START STUDY MATERIAL
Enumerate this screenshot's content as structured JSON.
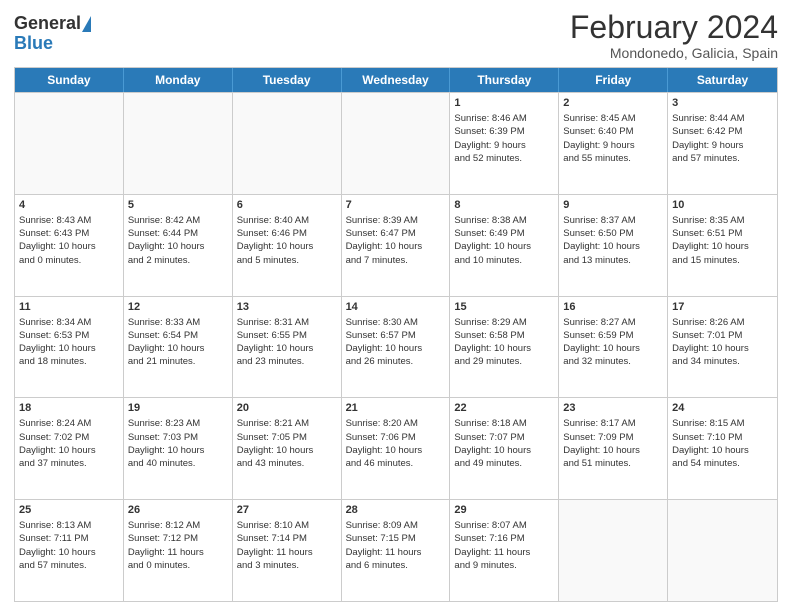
{
  "header": {
    "logo_general": "General",
    "logo_blue": "Blue",
    "month_year": "February 2024",
    "location": "Mondonedo, Galicia, Spain"
  },
  "days_of_week": [
    "Sunday",
    "Monday",
    "Tuesday",
    "Wednesday",
    "Thursday",
    "Friday",
    "Saturday"
  ],
  "weeks": [
    [
      {
        "day": "",
        "info": ""
      },
      {
        "day": "",
        "info": ""
      },
      {
        "day": "",
        "info": ""
      },
      {
        "day": "",
        "info": ""
      },
      {
        "day": "1",
        "info": "Sunrise: 8:46 AM\nSunset: 6:39 PM\nDaylight: 9 hours\nand 52 minutes."
      },
      {
        "day": "2",
        "info": "Sunrise: 8:45 AM\nSunset: 6:40 PM\nDaylight: 9 hours\nand 55 minutes."
      },
      {
        "day": "3",
        "info": "Sunrise: 8:44 AM\nSunset: 6:42 PM\nDaylight: 9 hours\nand 57 minutes."
      }
    ],
    [
      {
        "day": "4",
        "info": "Sunrise: 8:43 AM\nSunset: 6:43 PM\nDaylight: 10 hours\nand 0 minutes."
      },
      {
        "day": "5",
        "info": "Sunrise: 8:42 AM\nSunset: 6:44 PM\nDaylight: 10 hours\nand 2 minutes."
      },
      {
        "day": "6",
        "info": "Sunrise: 8:40 AM\nSunset: 6:46 PM\nDaylight: 10 hours\nand 5 minutes."
      },
      {
        "day": "7",
        "info": "Sunrise: 8:39 AM\nSunset: 6:47 PM\nDaylight: 10 hours\nand 7 minutes."
      },
      {
        "day": "8",
        "info": "Sunrise: 8:38 AM\nSunset: 6:49 PM\nDaylight: 10 hours\nand 10 minutes."
      },
      {
        "day": "9",
        "info": "Sunrise: 8:37 AM\nSunset: 6:50 PM\nDaylight: 10 hours\nand 13 minutes."
      },
      {
        "day": "10",
        "info": "Sunrise: 8:35 AM\nSunset: 6:51 PM\nDaylight: 10 hours\nand 15 minutes."
      }
    ],
    [
      {
        "day": "11",
        "info": "Sunrise: 8:34 AM\nSunset: 6:53 PM\nDaylight: 10 hours\nand 18 minutes."
      },
      {
        "day": "12",
        "info": "Sunrise: 8:33 AM\nSunset: 6:54 PM\nDaylight: 10 hours\nand 21 minutes."
      },
      {
        "day": "13",
        "info": "Sunrise: 8:31 AM\nSunset: 6:55 PM\nDaylight: 10 hours\nand 23 minutes."
      },
      {
        "day": "14",
        "info": "Sunrise: 8:30 AM\nSunset: 6:57 PM\nDaylight: 10 hours\nand 26 minutes."
      },
      {
        "day": "15",
        "info": "Sunrise: 8:29 AM\nSunset: 6:58 PM\nDaylight: 10 hours\nand 29 minutes."
      },
      {
        "day": "16",
        "info": "Sunrise: 8:27 AM\nSunset: 6:59 PM\nDaylight: 10 hours\nand 32 minutes."
      },
      {
        "day": "17",
        "info": "Sunrise: 8:26 AM\nSunset: 7:01 PM\nDaylight: 10 hours\nand 34 minutes."
      }
    ],
    [
      {
        "day": "18",
        "info": "Sunrise: 8:24 AM\nSunset: 7:02 PM\nDaylight: 10 hours\nand 37 minutes."
      },
      {
        "day": "19",
        "info": "Sunrise: 8:23 AM\nSunset: 7:03 PM\nDaylight: 10 hours\nand 40 minutes."
      },
      {
        "day": "20",
        "info": "Sunrise: 8:21 AM\nSunset: 7:05 PM\nDaylight: 10 hours\nand 43 minutes."
      },
      {
        "day": "21",
        "info": "Sunrise: 8:20 AM\nSunset: 7:06 PM\nDaylight: 10 hours\nand 46 minutes."
      },
      {
        "day": "22",
        "info": "Sunrise: 8:18 AM\nSunset: 7:07 PM\nDaylight: 10 hours\nand 49 minutes."
      },
      {
        "day": "23",
        "info": "Sunrise: 8:17 AM\nSunset: 7:09 PM\nDaylight: 10 hours\nand 51 minutes."
      },
      {
        "day": "24",
        "info": "Sunrise: 8:15 AM\nSunset: 7:10 PM\nDaylight: 10 hours\nand 54 minutes."
      }
    ],
    [
      {
        "day": "25",
        "info": "Sunrise: 8:13 AM\nSunset: 7:11 PM\nDaylight: 10 hours\nand 57 minutes."
      },
      {
        "day": "26",
        "info": "Sunrise: 8:12 AM\nSunset: 7:12 PM\nDaylight: 11 hours\nand 0 minutes."
      },
      {
        "day": "27",
        "info": "Sunrise: 8:10 AM\nSunset: 7:14 PM\nDaylight: 11 hours\nand 3 minutes."
      },
      {
        "day": "28",
        "info": "Sunrise: 8:09 AM\nSunset: 7:15 PM\nDaylight: 11 hours\nand 6 minutes."
      },
      {
        "day": "29",
        "info": "Sunrise: 8:07 AM\nSunset: 7:16 PM\nDaylight: 11 hours\nand 9 minutes."
      },
      {
        "day": "",
        "info": ""
      },
      {
        "day": "",
        "info": ""
      }
    ]
  ]
}
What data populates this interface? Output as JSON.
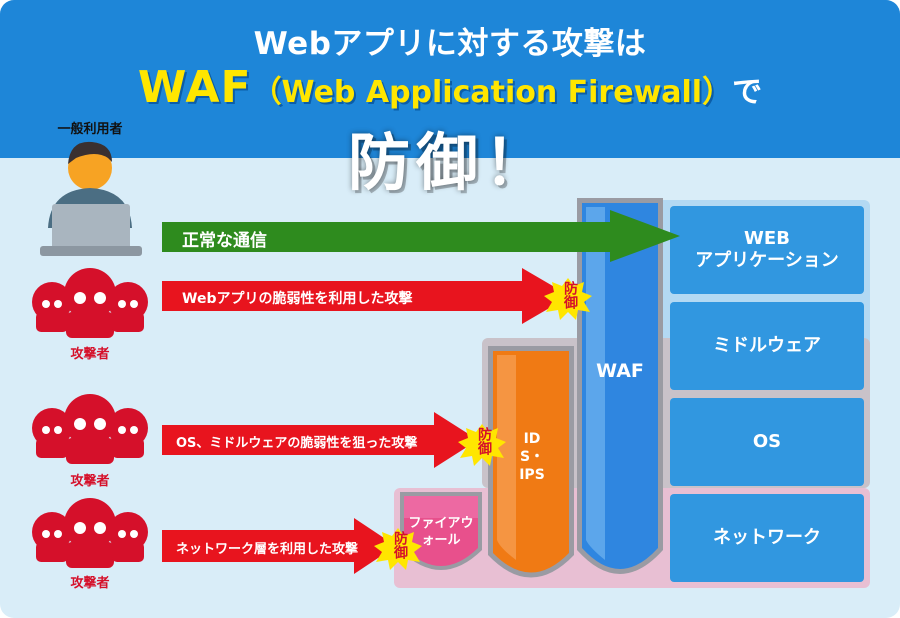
{
  "header": {
    "line1": "Webアプリに対する攻撃は",
    "line2_main": "WAF",
    "line2_paren": "（Web Application Firewall）",
    "line2_suffix": "で",
    "line3": "防御！"
  },
  "actors": {
    "user_label": "一般利用者",
    "attacker_label_1": "攻撃者",
    "attacker_label_2": "攻撃者",
    "attacker_label_3": "攻撃者"
  },
  "flows": [
    {
      "label": "正常な通信"
    },
    {
      "label": "Webアプリの脆弱性を利用した攻撃"
    },
    {
      "label": "OS、ミドルウェアの脆弱性を狙った攻撃"
    },
    {
      "label": "ネットワーク層を利用した攻撃"
    }
  ],
  "defense_badge": "防御",
  "defenses": {
    "firewall_label": "ファイアウォール",
    "ids_ips_label": "IDS・IPS",
    "waf_label": "WAF"
  },
  "layers": [
    {
      "label": "WEB\nアプリケーション"
    },
    {
      "label": "ミドルウェア"
    },
    {
      "label": "OS"
    },
    {
      "label": "ネットワーク"
    }
  ],
  "colors": {
    "header_blue": "#1e86d8",
    "title_yellow": "#ffe600",
    "normal_flow_green": "#2e8b1e",
    "attack_red": "#e8141e",
    "layer_blue": "#3197e0",
    "waf_blue": "#2f86e0",
    "ids_orange": "#f07a14",
    "firewall_pink": "#e8508c"
  }
}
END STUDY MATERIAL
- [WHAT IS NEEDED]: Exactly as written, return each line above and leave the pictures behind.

- [EXERCISE RESPONSE]:
Enumerate this screenshot's content as structured JSON.
{
  "header": {
    "logo_general": "General",
    "logo_blue": "Blue",
    "month_year": "February 2024",
    "location": "Mondonedo, Galicia, Spain"
  },
  "days_of_week": [
    "Sunday",
    "Monday",
    "Tuesday",
    "Wednesday",
    "Thursday",
    "Friday",
    "Saturday"
  ],
  "weeks": [
    [
      {
        "day": "",
        "info": ""
      },
      {
        "day": "",
        "info": ""
      },
      {
        "day": "",
        "info": ""
      },
      {
        "day": "",
        "info": ""
      },
      {
        "day": "1",
        "info": "Sunrise: 8:46 AM\nSunset: 6:39 PM\nDaylight: 9 hours\nand 52 minutes."
      },
      {
        "day": "2",
        "info": "Sunrise: 8:45 AM\nSunset: 6:40 PM\nDaylight: 9 hours\nand 55 minutes."
      },
      {
        "day": "3",
        "info": "Sunrise: 8:44 AM\nSunset: 6:42 PM\nDaylight: 9 hours\nand 57 minutes."
      }
    ],
    [
      {
        "day": "4",
        "info": "Sunrise: 8:43 AM\nSunset: 6:43 PM\nDaylight: 10 hours\nand 0 minutes."
      },
      {
        "day": "5",
        "info": "Sunrise: 8:42 AM\nSunset: 6:44 PM\nDaylight: 10 hours\nand 2 minutes."
      },
      {
        "day": "6",
        "info": "Sunrise: 8:40 AM\nSunset: 6:46 PM\nDaylight: 10 hours\nand 5 minutes."
      },
      {
        "day": "7",
        "info": "Sunrise: 8:39 AM\nSunset: 6:47 PM\nDaylight: 10 hours\nand 7 minutes."
      },
      {
        "day": "8",
        "info": "Sunrise: 8:38 AM\nSunset: 6:49 PM\nDaylight: 10 hours\nand 10 minutes."
      },
      {
        "day": "9",
        "info": "Sunrise: 8:37 AM\nSunset: 6:50 PM\nDaylight: 10 hours\nand 13 minutes."
      },
      {
        "day": "10",
        "info": "Sunrise: 8:35 AM\nSunset: 6:51 PM\nDaylight: 10 hours\nand 15 minutes."
      }
    ],
    [
      {
        "day": "11",
        "info": "Sunrise: 8:34 AM\nSunset: 6:53 PM\nDaylight: 10 hours\nand 18 minutes."
      },
      {
        "day": "12",
        "info": "Sunrise: 8:33 AM\nSunset: 6:54 PM\nDaylight: 10 hours\nand 21 minutes."
      },
      {
        "day": "13",
        "info": "Sunrise: 8:31 AM\nSunset: 6:55 PM\nDaylight: 10 hours\nand 23 minutes."
      },
      {
        "day": "14",
        "info": "Sunrise: 8:30 AM\nSunset: 6:57 PM\nDaylight: 10 hours\nand 26 minutes."
      },
      {
        "day": "15",
        "info": "Sunrise: 8:29 AM\nSunset: 6:58 PM\nDaylight: 10 hours\nand 29 minutes."
      },
      {
        "day": "16",
        "info": "Sunrise: 8:27 AM\nSunset: 6:59 PM\nDaylight: 10 hours\nand 32 minutes."
      },
      {
        "day": "17",
        "info": "Sunrise: 8:26 AM\nSunset: 7:01 PM\nDaylight: 10 hours\nand 34 minutes."
      }
    ],
    [
      {
        "day": "18",
        "info": "Sunrise: 8:24 AM\nSunset: 7:02 PM\nDaylight: 10 hours\nand 37 minutes."
      },
      {
        "day": "19",
        "info": "Sunrise: 8:23 AM\nSunset: 7:03 PM\nDaylight: 10 hours\nand 40 minutes."
      },
      {
        "day": "20",
        "info": "Sunrise: 8:21 AM\nSunset: 7:05 PM\nDaylight: 10 hours\nand 43 minutes."
      },
      {
        "day": "21",
        "info": "Sunrise: 8:20 AM\nSunset: 7:06 PM\nDaylight: 10 hours\nand 46 minutes."
      },
      {
        "day": "22",
        "info": "Sunrise: 8:18 AM\nSunset: 7:07 PM\nDaylight: 10 hours\nand 49 minutes."
      },
      {
        "day": "23",
        "info": "Sunrise: 8:17 AM\nSunset: 7:09 PM\nDaylight: 10 hours\nand 51 minutes."
      },
      {
        "day": "24",
        "info": "Sunrise: 8:15 AM\nSunset: 7:10 PM\nDaylight: 10 hours\nand 54 minutes."
      }
    ],
    [
      {
        "day": "25",
        "info": "Sunrise: 8:13 AM\nSunset: 7:11 PM\nDaylight: 10 hours\nand 57 minutes."
      },
      {
        "day": "26",
        "info": "Sunrise: 8:12 AM\nSunset: 7:12 PM\nDaylight: 11 hours\nand 0 minutes."
      },
      {
        "day": "27",
        "info": "Sunrise: 8:10 AM\nSunset: 7:14 PM\nDaylight: 11 hours\nand 3 minutes."
      },
      {
        "day": "28",
        "info": "Sunrise: 8:09 AM\nSunset: 7:15 PM\nDaylight: 11 hours\nand 6 minutes."
      },
      {
        "day": "29",
        "info": "Sunrise: 8:07 AM\nSunset: 7:16 PM\nDaylight: 11 hours\nand 9 minutes."
      },
      {
        "day": "",
        "info": ""
      },
      {
        "day": "",
        "info": ""
      }
    ]
  ]
}
What data populates this interface? Output as JSON.
{
  "header": {
    "line1": "Webアプリに対する攻撃は",
    "line2_main": "WAF",
    "line2_paren": "（Web Application Firewall）",
    "line2_suffix": "で",
    "line3": "防御！"
  },
  "actors": {
    "user_label": "一般利用者",
    "attacker_label_1": "攻撃者",
    "attacker_label_2": "攻撃者",
    "attacker_label_3": "攻撃者"
  },
  "flows": [
    {
      "label": "正常な通信"
    },
    {
      "label": "Webアプリの脆弱性を利用した攻撃"
    },
    {
      "label": "OS、ミドルウェアの脆弱性を狙った攻撃"
    },
    {
      "label": "ネットワーク層を利用した攻撃"
    }
  ],
  "defense_badge": "防御",
  "defenses": {
    "firewall_label": "ファイアウォール",
    "ids_ips_label": "IDS・IPS",
    "waf_label": "WAF"
  },
  "layers": [
    {
      "label": "WEB\nアプリケーション"
    },
    {
      "label": "ミドルウェア"
    },
    {
      "label": "OS"
    },
    {
      "label": "ネットワーク"
    }
  ],
  "colors": {
    "header_blue": "#1e86d8",
    "title_yellow": "#ffe600",
    "normal_flow_green": "#2e8b1e",
    "attack_red": "#e8141e",
    "layer_blue": "#3197e0",
    "waf_blue": "#2f86e0",
    "ids_orange": "#f07a14",
    "firewall_pink": "#e8508c"
  }
}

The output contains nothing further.